Instructions to follow: List each line of the data in which the string "telefono" appears.

─── Input data

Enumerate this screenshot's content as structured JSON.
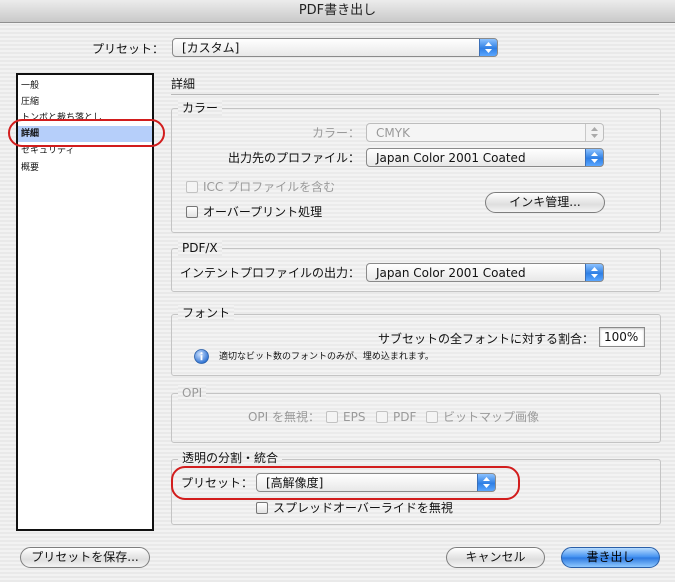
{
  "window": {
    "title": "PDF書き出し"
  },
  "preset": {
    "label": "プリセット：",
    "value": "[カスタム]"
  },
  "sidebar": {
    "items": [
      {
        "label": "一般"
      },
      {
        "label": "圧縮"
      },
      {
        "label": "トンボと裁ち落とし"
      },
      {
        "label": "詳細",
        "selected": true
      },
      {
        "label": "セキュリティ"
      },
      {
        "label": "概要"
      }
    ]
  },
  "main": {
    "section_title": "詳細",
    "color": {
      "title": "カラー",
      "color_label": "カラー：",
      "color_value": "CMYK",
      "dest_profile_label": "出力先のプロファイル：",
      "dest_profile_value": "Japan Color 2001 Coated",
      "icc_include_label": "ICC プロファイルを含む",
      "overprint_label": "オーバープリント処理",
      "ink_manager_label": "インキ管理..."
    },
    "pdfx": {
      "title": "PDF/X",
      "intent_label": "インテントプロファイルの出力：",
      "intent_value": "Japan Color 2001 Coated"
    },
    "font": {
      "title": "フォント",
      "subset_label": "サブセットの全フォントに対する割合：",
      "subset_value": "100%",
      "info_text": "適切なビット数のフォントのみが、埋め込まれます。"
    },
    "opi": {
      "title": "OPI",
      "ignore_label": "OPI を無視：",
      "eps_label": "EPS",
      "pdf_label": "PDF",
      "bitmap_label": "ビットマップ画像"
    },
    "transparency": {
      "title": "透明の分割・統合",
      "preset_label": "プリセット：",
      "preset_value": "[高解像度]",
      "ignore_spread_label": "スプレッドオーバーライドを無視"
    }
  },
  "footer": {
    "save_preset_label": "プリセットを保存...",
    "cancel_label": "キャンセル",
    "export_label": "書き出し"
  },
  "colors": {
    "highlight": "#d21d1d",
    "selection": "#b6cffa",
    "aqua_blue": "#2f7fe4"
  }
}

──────
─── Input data

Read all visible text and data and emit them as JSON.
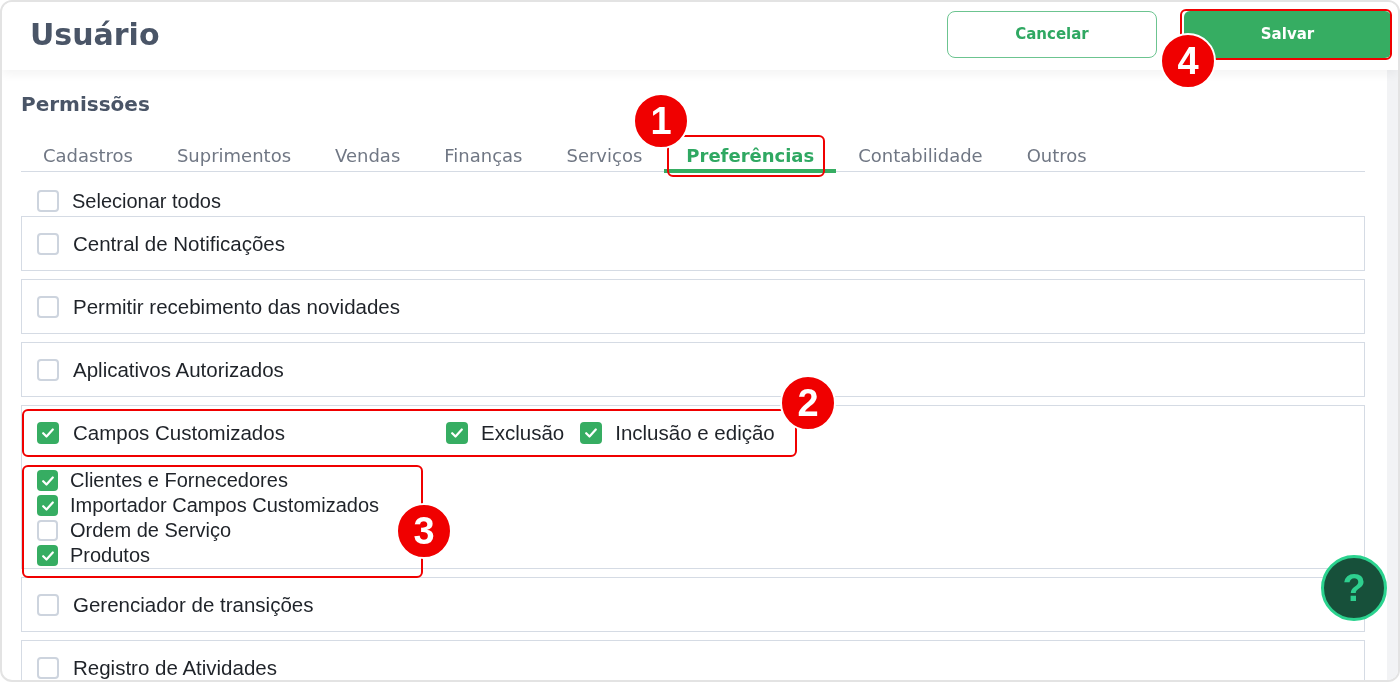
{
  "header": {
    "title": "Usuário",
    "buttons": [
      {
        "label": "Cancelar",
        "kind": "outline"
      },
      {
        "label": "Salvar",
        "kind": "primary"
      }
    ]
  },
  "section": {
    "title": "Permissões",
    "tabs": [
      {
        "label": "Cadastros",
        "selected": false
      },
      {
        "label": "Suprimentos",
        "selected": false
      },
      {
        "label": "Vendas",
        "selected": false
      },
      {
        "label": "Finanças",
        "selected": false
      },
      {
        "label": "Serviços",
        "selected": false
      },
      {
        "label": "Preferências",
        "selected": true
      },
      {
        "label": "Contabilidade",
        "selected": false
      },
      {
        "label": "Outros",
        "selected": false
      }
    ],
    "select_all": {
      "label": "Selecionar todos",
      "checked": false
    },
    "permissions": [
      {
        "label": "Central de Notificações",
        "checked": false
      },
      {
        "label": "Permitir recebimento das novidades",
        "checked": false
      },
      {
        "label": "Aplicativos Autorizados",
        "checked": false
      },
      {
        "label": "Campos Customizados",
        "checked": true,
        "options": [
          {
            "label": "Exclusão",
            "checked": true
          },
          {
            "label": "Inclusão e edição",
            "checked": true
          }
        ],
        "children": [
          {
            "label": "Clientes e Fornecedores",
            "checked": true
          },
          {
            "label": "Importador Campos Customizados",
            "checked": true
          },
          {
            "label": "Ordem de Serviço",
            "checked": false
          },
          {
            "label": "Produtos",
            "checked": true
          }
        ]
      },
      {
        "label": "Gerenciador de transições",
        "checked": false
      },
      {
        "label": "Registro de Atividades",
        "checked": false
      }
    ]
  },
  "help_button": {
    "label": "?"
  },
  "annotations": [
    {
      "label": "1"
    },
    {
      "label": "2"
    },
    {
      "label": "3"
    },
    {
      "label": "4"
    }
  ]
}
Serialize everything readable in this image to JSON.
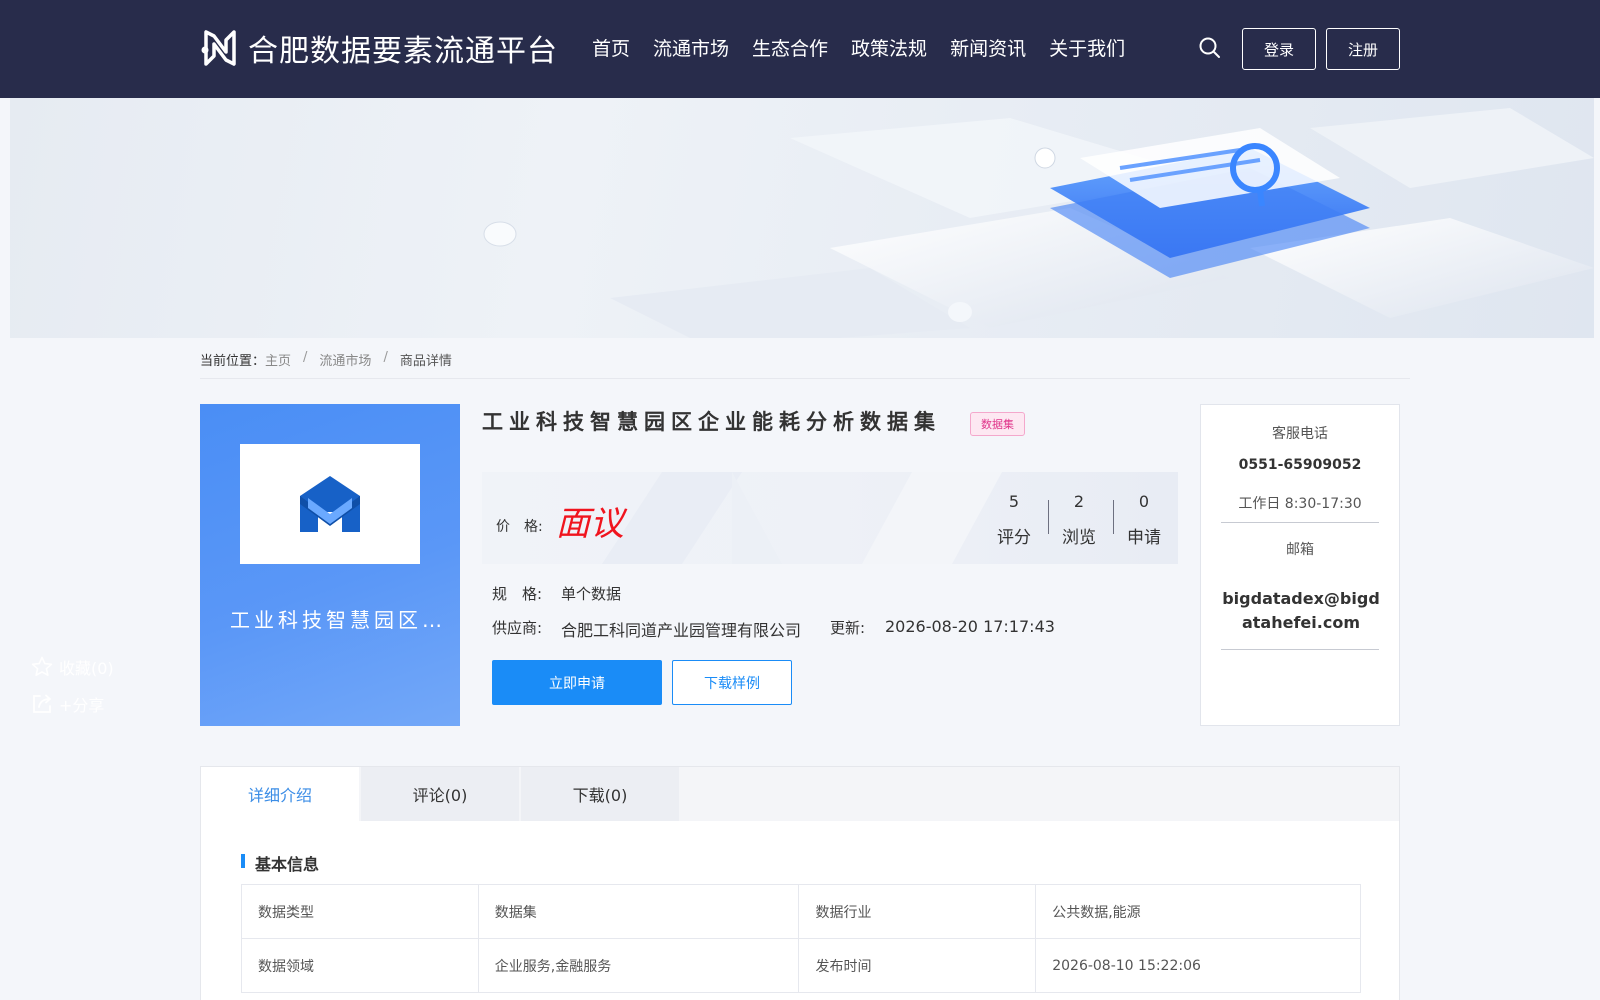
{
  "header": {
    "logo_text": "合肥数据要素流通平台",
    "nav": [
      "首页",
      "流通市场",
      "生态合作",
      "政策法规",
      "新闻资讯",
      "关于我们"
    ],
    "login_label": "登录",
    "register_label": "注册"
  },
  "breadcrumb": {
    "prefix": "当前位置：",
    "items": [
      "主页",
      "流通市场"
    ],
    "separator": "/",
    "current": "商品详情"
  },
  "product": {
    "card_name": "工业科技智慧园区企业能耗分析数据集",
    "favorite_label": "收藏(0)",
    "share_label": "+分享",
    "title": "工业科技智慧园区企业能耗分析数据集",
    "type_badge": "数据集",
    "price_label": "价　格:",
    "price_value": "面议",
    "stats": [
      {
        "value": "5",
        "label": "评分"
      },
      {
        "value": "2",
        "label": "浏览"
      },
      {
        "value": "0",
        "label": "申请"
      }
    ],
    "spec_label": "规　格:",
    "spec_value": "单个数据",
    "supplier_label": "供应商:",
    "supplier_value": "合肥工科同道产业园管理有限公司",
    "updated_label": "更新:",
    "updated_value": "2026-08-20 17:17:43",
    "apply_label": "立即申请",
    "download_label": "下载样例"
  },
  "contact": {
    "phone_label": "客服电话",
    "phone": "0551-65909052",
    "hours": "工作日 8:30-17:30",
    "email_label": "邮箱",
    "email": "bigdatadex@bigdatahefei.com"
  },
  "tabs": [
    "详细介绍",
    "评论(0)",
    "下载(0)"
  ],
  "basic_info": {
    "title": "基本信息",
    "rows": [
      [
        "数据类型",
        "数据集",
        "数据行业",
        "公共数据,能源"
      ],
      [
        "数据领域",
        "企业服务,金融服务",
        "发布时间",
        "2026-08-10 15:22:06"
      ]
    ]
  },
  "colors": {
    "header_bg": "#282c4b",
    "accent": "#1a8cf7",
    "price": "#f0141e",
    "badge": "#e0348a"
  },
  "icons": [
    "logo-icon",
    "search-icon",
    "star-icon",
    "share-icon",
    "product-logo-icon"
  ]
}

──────
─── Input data

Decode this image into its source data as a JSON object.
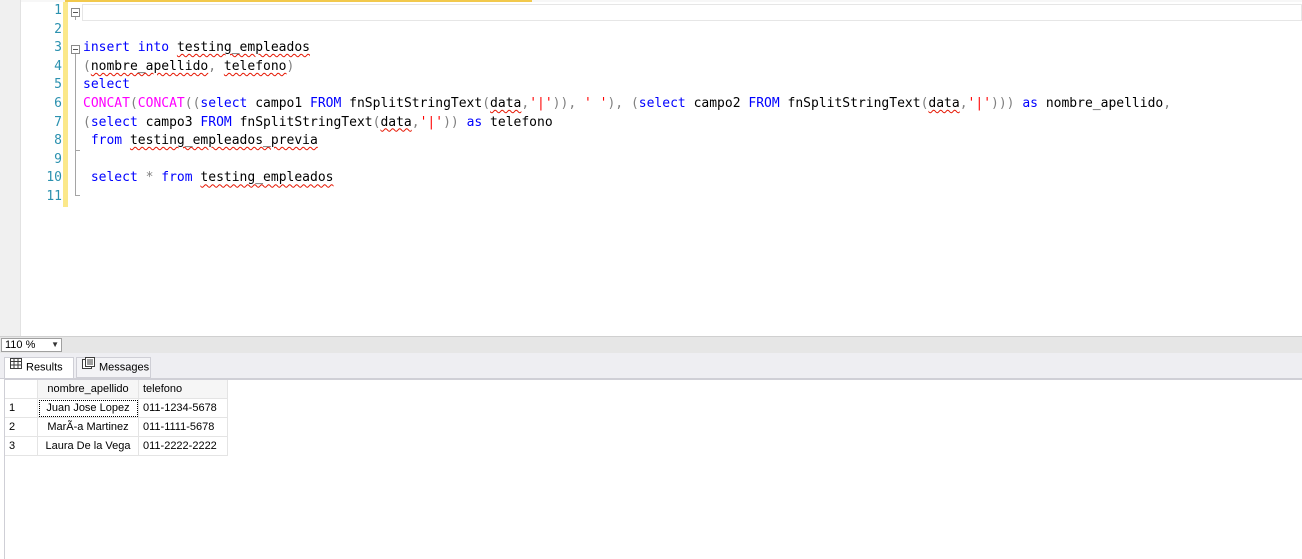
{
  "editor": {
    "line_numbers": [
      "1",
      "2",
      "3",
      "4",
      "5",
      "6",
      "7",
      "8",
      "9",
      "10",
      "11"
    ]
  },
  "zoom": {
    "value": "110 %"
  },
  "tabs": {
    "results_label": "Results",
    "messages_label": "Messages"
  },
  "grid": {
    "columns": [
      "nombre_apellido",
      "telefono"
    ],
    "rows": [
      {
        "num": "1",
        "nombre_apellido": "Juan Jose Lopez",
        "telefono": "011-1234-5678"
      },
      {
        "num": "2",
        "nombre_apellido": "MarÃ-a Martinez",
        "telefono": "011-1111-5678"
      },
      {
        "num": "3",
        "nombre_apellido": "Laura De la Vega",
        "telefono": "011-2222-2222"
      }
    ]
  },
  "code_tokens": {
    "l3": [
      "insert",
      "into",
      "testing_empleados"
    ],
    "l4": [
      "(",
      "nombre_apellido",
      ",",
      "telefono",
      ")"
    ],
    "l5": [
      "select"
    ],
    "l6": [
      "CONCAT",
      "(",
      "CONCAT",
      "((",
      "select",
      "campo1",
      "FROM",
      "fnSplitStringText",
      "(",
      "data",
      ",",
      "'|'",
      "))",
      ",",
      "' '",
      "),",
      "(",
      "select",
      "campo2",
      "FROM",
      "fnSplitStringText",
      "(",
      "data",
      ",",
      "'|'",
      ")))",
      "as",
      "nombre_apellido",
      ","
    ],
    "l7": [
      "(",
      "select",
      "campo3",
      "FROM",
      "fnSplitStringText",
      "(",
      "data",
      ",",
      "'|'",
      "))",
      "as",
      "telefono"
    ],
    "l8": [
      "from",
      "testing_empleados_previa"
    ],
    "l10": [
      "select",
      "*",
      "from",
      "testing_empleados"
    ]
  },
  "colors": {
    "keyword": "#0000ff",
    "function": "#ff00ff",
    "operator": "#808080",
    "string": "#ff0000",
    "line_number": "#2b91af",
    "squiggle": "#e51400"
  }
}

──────

Response:
      "telefono"
        "telefono": "011-1234-5678"
        "telefono": "011-1111-5678"
        "telefono": "011-2222-2222"
      "telefono",
      "telefono"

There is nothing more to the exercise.